And who suffers from all these catastrophes? He does – just three ruddy times, for heaven’s sake. Gerard gets lost in a Scottish mist, and meets up with Deborah and a clutch of schoolgirls in Stars Through the Mist (1973). Deborah’s one of the four-emergency ladies; she also gets a tractor rollover, a retainer cutting her hand, and a Fiat-crunching auto accident.) Jake breaks a leg rescuing a fjord-faller in Midnight Sun’s Magic (1979), and Lauris and Julia are both caught up in a brief but violent passing demonstration in At the End of the Day (1985). He doesn’t count as a victim, incidentally, if he only strode through the rubble to pluck her out, or launched himself into the icy pond to retrieve her and the neighbor child.
And he need do so quite frightfully often, as our heroine is the victim in 52, or 25%, of emergencies. Mostly just once in the course of a book, but five of the ladies suffer two horrific fates, and that poor, dear Daisy Gillard counts as victim in the canal-fall, the mugging, and the windstorm. (Incidentally, Julius saves her from none of these!)
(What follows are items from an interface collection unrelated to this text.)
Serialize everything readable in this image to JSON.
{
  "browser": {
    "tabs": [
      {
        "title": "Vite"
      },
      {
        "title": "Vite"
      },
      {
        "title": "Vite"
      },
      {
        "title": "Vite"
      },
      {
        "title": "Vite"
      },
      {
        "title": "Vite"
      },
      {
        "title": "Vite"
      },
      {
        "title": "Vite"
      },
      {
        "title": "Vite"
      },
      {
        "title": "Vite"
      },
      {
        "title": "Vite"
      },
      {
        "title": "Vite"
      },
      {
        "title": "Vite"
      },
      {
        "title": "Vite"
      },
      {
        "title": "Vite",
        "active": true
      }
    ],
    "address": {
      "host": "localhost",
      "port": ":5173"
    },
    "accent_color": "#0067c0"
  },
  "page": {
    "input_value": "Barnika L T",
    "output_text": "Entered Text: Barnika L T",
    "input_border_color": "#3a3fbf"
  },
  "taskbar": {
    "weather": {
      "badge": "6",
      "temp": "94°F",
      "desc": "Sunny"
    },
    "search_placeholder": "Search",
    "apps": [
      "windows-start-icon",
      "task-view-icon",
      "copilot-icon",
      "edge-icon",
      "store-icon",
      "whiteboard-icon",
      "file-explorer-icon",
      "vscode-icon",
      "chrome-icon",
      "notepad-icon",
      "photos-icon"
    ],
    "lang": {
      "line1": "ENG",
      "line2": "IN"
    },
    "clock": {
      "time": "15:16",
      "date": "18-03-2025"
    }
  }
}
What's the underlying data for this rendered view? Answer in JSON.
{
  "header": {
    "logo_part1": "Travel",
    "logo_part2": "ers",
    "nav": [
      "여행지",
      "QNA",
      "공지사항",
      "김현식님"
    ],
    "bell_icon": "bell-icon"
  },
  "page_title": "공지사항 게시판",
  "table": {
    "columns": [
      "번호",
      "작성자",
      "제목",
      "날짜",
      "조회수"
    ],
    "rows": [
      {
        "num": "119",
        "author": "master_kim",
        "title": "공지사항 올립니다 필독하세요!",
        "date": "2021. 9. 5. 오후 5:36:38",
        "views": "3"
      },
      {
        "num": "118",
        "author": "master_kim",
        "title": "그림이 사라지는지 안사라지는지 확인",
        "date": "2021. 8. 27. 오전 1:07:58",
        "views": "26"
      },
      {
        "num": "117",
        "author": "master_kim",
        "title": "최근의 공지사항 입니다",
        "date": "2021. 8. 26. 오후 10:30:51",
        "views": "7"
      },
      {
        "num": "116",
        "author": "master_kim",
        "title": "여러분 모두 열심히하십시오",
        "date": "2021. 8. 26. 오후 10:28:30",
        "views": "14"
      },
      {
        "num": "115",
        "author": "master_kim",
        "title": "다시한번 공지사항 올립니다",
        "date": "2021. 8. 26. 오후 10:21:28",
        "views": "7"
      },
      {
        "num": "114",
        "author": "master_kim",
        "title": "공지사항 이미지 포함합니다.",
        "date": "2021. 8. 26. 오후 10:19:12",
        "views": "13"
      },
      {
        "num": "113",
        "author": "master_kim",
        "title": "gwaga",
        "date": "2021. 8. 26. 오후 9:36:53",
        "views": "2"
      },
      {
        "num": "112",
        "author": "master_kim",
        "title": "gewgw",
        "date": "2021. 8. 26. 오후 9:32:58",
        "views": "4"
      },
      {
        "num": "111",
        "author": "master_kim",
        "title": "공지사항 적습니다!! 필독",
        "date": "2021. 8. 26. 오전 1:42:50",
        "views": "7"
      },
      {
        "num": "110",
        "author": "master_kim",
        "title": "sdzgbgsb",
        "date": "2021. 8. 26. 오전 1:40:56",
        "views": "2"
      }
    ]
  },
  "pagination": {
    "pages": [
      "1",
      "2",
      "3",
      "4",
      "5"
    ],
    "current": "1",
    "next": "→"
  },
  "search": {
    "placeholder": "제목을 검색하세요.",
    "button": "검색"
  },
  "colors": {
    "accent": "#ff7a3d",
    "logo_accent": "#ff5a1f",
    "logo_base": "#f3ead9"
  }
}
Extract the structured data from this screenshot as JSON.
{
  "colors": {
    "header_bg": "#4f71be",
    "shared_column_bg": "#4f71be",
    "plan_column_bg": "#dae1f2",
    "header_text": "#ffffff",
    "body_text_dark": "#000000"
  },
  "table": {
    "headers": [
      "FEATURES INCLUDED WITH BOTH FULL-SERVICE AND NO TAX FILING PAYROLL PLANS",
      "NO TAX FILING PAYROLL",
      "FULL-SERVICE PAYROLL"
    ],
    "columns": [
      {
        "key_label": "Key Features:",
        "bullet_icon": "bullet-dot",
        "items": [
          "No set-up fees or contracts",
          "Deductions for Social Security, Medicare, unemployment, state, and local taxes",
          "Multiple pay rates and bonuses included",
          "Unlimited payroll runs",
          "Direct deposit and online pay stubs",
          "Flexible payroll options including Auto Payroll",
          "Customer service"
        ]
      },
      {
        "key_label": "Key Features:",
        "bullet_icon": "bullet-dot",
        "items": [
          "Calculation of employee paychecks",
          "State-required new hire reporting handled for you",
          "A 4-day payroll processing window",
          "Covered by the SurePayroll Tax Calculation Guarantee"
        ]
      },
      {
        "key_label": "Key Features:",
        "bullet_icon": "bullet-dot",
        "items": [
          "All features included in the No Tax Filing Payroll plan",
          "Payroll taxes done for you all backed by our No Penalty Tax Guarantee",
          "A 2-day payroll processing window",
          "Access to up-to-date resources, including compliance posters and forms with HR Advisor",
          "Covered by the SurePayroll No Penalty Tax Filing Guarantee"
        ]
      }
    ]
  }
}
I’m sending Daisy one of these shirts, and expect Dr. de Huizma to write the appropriate prescriptions.
Betty also has it in for kids, who are the victims of some 17%, 35, of her imagined horror shows. His family members are put at risk 19 times (9%), and hers 16 times (8%), with considerable overlap with the children category. Animals are made to suffer in 14 incidents, including an especially tricky spate during the Carter administration – in 15 books from 1977’s The Hasty Marriage to 1980’s Caroline’s Waterloo, we have six incidents of animal abuse, including a dog hit by a car, a cat tortured by youths, a kitten stuck in a tree, a dog lost in a storm and found in a canal, a rabbit caught in a snare, and a pregnant donkey abused by tinkers.
By contrast, the elderly are roughed up only 11 times (5%), and faithful retainers only five (2%). This says something about career choice, I believe. Or lifestyle choice. Or something.
The big wrap-up: I count 119 emergencies where dramatic rescue by hero or heroine is warranted. This does not include little brothers with rheumatic fever – they need patient nursing and holidays abroad, not drama – or fires in Northern estates in which the firefighters are on their own to haul those needlewomen out of the attic, and Gerard only arrives in time to take Julia south in his Rolls. However, in those cases where she, he or they must effect a rescue: she starts 49 of the rescues, for 45% of the time. He joins in on 40 of them, since she’s gotten wrapped up in weeds, or her arms aren’t powerful enough to lift the old lady from the well, or her fear of heights overcomes her, etc. He gets full credit for the rescue in 39% of cases, or 43 incidents, since she’s the victim, for silly’s sake. They work together, more or less equally, over 27 situations – that’s 25%, and really the best way to show high likelihood of their H actually being EA. Think of George and Phoebe laboring together over those laburnum-seed afflicted youngsters, or Tishy and Jason making sure the bull doesn’t get to Georgina and the baby. Teamwork! The essence of marriage!
Beautiful but deadly: a laburnum tree in flower
Looking at the full list, I'm inclined to shake my head a bit at Betty's penchant for shoving young women, nephews, stepdaughters, grannies and absent-minded dads into the path of onrushing disasters. One must admit that it works, though. Love is, after all, a matter of hormones, and nothing gets the hormones flowing like a farmhouse on fire.
PS: I am sure we all have some truly dreadful stories we could tell of crashes, medical disasters and the like. I don't mean to downplay the horror of of those in any way. My lighthearted tone is not intended to offend, and if the subject or style of this essay causes you any distress, I do most sincerely apologize.